Eutelsat also has a replacement satellite, Eutelsat 5 West B, launching this summer to continue broadcast services in place of the 17-year-old Eutelsat 5 West A satellite.

Belmer said Eutelsat sees strong untapped demand for broadband connectivity, and continues to view large, geostationary high-throughput satellites as the best way to reach many of those potential customers. Operators of constellations in low and medium Earth orbits will struggle with expensive user terminals when trying to connect households and price-sensitive consumers, he said, while Eutelsat will not.

Belmer affirmed Eutelsat’s intention to launch a low-Earth-orbit constellation focused on connecting sensors and other low-data-rate Internet of Things (IoT) devices. A first satellite Eutelsat ordered from Torino, Italy-based Tyvak International launches this year, he said, and a “first small batch of commercial satellites will follow shortly after.”

The cost of building and launching each IoT satellite is around 1 million euros, meaning a constellation of a few dozen satellites would be very affordable, he said.
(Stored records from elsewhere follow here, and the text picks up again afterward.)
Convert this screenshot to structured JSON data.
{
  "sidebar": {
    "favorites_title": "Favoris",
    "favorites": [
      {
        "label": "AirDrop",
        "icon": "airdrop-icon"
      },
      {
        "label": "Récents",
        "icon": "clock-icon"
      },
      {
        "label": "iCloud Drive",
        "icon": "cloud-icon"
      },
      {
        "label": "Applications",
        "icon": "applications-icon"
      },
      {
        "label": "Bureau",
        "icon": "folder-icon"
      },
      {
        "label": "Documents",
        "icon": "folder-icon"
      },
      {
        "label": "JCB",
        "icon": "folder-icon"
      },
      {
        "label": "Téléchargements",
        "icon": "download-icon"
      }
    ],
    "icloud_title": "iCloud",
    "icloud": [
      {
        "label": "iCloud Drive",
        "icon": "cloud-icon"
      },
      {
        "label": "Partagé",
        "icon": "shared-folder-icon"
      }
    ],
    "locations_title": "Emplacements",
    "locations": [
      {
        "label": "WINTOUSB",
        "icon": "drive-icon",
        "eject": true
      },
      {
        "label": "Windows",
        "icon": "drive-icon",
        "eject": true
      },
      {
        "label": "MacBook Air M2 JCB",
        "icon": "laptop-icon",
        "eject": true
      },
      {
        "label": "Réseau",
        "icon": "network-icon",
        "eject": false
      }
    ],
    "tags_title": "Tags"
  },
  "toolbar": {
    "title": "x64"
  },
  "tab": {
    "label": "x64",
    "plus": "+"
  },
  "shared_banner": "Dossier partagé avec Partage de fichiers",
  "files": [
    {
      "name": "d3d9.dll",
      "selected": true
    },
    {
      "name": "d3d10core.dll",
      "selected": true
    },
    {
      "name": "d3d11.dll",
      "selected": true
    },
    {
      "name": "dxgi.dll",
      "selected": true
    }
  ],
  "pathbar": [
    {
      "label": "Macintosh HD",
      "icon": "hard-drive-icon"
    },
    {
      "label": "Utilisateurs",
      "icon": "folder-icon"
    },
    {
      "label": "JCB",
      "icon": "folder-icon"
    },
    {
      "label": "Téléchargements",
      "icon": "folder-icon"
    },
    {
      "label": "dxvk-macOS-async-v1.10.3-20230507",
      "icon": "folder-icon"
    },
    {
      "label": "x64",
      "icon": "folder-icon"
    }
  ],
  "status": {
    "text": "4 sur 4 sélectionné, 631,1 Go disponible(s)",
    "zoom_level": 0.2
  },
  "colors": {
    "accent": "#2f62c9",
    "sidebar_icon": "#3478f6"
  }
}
Eutelsat has not stated how many satellites it will have in the constellation.

C-band timeline gets foggy

Belmer said the U.S. Federal Communications Commission’s May 3 request for more input on repurposing C-band spectrum commonly used for satellite broadcasting came as a surprise, and makes the process more complex.

“We didn’t believe that at this time of the process, when everyone was expecting the executive order to be released by the end of June, [that] the FCC would come in with the public notice, which means with a new inquiry and asking new questions,” he said.

To Eutelsat, the public notice is an indication that the FCC is weighing more heavily the concerns of satellite operators outside the C-Band Alliance, as well as the concerns of network operators with C-band satellite dishes.

Members of the C-Band Alliance — Intelsat, SES, Eutelsat and Telesat — have proposed selling 200 megahertz of spectrum to cellular operators to use for 5G networks. Three smaller operators — ABS, Hispasat and Star One — that have partial C-band coverage in the U.S., also want a portion of any proceeds, as do operators of C-band dishes.

Belmer said he no longer expects an FCC decision in June. Pressure is increasing on the FCC to make a decision, however.

On May 10, U.S. Sen. Roger Wicker (R-Miss.) and Sen. John Thune (R-S.D.), sent a letter to FCC Chairman Ajit Pai urging the commission “to act quickly to make spectrum in the 3.7 GHz to 4.2 GHz band available for 5G.” Satellite operators use those 500 megahertz of C-band spectrum to beam television channels and other content to customers in the United States.

Caleb Henry is a former SpaceNews staff writer covering satellites, telecom and launch. He previously worked for Via Satellite and NewSpace Global.He earned a bachelor’s degree in political science along with a minor in astronomy from...